▼

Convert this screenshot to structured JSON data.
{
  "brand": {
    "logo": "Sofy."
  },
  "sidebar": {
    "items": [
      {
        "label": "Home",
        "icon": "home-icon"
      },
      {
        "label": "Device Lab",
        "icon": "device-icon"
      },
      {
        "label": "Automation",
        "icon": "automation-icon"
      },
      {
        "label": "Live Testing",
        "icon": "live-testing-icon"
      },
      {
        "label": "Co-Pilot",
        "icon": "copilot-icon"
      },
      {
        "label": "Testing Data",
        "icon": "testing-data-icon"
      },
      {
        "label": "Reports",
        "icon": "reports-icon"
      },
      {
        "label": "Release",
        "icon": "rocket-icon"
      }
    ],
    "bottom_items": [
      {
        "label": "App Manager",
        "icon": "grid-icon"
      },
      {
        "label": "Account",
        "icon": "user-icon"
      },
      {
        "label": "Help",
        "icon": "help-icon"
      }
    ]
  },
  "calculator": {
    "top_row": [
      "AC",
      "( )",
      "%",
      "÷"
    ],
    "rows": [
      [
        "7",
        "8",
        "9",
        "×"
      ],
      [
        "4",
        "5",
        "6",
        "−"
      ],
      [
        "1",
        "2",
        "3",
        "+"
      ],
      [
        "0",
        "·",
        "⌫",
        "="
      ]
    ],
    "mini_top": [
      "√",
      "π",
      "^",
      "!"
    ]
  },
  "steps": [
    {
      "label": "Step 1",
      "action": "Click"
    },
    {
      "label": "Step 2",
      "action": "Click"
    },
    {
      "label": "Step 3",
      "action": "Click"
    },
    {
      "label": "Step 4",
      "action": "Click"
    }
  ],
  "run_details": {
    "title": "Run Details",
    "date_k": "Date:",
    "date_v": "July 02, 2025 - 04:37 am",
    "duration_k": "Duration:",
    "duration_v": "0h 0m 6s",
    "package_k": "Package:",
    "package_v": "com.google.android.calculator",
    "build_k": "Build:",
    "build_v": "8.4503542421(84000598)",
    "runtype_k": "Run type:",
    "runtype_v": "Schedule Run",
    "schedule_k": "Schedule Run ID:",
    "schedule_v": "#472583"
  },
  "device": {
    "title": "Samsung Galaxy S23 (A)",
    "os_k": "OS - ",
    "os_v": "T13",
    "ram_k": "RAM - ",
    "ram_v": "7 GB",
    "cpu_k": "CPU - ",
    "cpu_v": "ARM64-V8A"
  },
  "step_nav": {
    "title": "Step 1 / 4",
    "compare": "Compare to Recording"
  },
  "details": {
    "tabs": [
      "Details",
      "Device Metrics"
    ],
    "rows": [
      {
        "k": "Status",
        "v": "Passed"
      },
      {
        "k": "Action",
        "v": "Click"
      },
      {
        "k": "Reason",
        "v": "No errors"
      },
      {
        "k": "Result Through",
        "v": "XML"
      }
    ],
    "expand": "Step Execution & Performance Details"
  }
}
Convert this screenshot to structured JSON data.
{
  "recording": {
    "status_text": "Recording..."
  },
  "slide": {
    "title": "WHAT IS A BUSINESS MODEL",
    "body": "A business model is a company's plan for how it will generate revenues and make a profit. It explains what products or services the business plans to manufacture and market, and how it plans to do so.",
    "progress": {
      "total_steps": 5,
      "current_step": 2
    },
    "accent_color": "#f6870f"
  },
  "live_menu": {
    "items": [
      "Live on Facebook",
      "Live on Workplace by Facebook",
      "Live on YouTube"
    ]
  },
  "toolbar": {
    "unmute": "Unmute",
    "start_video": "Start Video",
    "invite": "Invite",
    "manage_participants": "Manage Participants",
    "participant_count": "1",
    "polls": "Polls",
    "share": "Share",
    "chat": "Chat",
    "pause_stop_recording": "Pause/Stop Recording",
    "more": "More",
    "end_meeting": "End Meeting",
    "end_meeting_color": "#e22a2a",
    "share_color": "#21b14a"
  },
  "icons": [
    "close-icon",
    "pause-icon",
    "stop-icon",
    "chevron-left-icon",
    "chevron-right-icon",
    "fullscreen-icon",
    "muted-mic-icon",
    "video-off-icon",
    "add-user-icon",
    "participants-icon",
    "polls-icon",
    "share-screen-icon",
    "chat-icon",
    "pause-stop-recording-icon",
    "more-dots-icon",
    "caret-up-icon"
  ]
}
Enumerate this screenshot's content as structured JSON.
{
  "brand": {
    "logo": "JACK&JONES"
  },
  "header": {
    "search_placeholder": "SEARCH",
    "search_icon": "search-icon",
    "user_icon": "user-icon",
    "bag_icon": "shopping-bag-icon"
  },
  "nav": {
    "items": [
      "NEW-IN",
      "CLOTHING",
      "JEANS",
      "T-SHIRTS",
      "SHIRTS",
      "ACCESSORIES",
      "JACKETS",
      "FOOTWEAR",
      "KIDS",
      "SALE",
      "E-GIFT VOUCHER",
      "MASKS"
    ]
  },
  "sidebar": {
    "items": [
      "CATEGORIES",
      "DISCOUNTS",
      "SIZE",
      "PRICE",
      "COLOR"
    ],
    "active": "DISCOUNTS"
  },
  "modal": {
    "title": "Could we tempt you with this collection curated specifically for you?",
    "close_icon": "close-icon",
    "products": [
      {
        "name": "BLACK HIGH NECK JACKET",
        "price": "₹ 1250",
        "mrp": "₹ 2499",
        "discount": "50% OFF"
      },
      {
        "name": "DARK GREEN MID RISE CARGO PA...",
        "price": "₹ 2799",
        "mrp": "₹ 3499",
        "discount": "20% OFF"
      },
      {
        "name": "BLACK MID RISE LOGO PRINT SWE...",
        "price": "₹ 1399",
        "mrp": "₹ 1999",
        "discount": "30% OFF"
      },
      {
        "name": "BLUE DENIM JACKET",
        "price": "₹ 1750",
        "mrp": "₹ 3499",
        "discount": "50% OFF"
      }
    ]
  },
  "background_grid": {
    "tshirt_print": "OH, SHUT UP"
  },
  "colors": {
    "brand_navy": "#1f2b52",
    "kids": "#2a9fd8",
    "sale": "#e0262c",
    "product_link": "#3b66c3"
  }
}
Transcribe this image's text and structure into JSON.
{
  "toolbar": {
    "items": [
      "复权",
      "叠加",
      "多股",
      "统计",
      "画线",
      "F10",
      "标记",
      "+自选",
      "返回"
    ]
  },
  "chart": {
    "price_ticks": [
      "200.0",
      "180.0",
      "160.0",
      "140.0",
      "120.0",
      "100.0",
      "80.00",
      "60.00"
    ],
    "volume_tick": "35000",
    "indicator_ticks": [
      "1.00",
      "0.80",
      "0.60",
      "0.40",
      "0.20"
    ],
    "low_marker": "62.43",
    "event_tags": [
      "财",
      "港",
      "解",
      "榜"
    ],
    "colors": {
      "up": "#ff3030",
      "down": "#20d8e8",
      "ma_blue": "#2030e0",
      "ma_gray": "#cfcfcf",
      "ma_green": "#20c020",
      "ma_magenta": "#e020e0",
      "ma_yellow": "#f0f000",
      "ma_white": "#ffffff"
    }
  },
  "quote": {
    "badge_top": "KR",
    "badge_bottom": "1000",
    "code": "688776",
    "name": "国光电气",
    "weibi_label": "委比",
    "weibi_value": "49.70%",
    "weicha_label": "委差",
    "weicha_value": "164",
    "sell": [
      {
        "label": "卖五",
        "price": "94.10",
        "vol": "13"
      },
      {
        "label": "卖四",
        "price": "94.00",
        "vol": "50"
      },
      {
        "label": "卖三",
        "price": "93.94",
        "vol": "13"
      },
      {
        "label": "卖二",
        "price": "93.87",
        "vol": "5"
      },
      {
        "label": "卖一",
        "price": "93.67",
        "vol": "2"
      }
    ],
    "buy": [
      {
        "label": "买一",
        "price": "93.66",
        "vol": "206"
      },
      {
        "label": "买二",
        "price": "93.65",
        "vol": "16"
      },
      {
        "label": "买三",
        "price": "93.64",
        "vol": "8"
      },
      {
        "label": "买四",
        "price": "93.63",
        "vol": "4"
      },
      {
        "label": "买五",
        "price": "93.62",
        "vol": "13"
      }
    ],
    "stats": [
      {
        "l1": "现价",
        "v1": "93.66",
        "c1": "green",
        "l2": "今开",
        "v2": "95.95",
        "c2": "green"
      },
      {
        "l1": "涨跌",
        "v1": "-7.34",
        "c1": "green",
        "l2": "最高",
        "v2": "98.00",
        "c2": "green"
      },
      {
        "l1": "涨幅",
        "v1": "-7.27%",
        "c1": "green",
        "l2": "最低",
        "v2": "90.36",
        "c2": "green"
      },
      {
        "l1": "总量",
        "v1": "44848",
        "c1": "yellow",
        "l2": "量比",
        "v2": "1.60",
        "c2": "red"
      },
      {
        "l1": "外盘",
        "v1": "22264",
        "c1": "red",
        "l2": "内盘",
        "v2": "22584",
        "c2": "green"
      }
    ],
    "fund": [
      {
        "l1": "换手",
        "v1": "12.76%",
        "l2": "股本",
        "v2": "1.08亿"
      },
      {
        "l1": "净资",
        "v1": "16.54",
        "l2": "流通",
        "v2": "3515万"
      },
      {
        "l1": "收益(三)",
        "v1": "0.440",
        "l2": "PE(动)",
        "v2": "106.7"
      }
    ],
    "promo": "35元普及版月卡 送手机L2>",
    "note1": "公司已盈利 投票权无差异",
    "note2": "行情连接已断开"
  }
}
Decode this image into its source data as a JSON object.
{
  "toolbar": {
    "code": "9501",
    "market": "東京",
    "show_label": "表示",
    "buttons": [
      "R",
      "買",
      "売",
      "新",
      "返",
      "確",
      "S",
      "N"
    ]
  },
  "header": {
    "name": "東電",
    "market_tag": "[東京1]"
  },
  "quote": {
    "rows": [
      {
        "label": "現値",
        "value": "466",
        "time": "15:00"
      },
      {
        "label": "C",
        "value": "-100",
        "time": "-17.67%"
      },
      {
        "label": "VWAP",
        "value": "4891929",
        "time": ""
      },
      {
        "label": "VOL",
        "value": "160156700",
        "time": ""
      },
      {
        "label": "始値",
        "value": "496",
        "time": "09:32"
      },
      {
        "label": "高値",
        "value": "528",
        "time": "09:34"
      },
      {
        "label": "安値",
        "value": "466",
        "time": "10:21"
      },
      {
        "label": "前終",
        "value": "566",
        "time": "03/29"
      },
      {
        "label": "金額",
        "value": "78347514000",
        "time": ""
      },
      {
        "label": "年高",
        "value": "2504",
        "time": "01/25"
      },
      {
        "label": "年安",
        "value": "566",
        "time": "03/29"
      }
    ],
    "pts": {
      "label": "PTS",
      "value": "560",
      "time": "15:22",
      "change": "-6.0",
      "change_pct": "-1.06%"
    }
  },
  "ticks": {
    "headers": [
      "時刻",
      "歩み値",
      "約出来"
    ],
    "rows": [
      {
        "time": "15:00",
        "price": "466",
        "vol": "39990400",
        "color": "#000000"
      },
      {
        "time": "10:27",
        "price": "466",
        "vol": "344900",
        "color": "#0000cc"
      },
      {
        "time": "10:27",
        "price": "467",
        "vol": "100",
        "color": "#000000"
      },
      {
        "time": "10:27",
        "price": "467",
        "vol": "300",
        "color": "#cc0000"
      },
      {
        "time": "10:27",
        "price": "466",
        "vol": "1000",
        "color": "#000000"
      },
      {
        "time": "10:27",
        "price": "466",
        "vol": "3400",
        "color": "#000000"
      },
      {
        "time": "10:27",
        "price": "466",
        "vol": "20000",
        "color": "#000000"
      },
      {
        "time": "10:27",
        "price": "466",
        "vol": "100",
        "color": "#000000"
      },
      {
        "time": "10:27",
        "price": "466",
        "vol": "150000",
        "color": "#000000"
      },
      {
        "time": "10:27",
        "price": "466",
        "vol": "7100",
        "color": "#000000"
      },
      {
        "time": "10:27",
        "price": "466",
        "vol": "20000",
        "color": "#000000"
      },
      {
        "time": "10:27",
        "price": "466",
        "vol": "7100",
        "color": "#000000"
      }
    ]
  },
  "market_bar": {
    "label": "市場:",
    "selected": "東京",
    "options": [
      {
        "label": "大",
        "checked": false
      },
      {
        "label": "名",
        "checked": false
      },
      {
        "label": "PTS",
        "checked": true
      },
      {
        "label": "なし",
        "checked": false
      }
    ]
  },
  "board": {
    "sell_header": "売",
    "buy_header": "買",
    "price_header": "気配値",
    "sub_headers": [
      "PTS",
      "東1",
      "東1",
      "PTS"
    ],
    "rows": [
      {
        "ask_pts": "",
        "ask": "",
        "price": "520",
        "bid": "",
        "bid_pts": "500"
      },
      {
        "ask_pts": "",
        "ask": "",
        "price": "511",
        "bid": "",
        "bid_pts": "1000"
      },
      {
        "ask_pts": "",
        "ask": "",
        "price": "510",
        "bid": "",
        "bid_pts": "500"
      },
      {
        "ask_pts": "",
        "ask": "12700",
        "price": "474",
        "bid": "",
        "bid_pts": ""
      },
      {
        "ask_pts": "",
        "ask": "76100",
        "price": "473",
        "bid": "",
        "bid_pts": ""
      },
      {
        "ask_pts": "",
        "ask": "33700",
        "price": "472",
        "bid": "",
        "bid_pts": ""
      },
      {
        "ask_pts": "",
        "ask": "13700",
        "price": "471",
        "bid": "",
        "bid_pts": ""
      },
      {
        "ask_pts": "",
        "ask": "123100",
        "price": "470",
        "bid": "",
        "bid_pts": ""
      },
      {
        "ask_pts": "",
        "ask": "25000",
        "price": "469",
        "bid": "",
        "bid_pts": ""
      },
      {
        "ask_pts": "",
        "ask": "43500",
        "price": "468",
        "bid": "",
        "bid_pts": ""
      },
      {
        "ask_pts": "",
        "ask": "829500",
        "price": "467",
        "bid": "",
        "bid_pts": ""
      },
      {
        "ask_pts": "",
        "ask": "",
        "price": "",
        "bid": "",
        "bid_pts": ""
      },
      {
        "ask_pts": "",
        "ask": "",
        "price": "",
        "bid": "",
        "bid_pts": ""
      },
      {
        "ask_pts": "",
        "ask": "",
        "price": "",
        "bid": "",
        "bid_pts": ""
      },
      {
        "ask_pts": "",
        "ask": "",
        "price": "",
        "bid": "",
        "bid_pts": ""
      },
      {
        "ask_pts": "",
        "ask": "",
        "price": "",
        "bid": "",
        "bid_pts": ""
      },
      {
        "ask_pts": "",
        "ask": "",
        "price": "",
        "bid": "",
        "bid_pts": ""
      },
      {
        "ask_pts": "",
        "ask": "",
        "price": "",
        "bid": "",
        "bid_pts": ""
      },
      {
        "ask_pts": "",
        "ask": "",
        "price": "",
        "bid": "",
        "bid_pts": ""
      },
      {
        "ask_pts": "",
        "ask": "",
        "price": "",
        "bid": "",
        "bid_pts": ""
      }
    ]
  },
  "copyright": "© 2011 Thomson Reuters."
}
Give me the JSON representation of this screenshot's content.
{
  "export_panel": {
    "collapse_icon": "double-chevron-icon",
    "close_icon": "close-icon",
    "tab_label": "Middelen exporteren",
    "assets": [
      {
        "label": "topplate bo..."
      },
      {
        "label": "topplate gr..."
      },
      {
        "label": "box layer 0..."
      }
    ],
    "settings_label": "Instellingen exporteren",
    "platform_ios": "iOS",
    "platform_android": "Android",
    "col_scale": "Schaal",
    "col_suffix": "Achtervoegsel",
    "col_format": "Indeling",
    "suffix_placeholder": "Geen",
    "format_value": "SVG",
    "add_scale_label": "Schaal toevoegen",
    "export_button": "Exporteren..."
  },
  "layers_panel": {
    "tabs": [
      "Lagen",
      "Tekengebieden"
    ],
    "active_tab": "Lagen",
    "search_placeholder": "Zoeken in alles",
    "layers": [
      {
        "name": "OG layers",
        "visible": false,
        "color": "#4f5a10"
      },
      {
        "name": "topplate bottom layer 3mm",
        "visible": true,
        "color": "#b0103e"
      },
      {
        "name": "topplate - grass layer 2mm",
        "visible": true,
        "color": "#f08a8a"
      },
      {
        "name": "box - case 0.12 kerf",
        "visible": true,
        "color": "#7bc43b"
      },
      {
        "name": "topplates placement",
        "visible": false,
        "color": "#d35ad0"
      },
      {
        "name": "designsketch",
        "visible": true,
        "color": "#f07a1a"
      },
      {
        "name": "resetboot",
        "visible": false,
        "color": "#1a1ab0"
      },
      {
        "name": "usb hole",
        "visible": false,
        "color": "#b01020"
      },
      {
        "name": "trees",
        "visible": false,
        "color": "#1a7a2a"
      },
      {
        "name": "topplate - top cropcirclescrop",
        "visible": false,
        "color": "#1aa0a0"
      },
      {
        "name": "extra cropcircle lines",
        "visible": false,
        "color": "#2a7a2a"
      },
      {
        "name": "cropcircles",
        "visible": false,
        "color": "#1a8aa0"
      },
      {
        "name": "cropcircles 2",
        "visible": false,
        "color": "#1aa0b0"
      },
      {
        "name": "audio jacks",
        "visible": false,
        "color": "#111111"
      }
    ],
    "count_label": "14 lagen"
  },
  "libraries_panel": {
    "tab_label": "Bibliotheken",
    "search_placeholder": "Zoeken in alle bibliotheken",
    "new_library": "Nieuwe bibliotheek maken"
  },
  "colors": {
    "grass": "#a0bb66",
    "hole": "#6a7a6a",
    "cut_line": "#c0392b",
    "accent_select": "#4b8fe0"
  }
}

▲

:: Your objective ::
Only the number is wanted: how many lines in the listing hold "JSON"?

:: Output below ::
6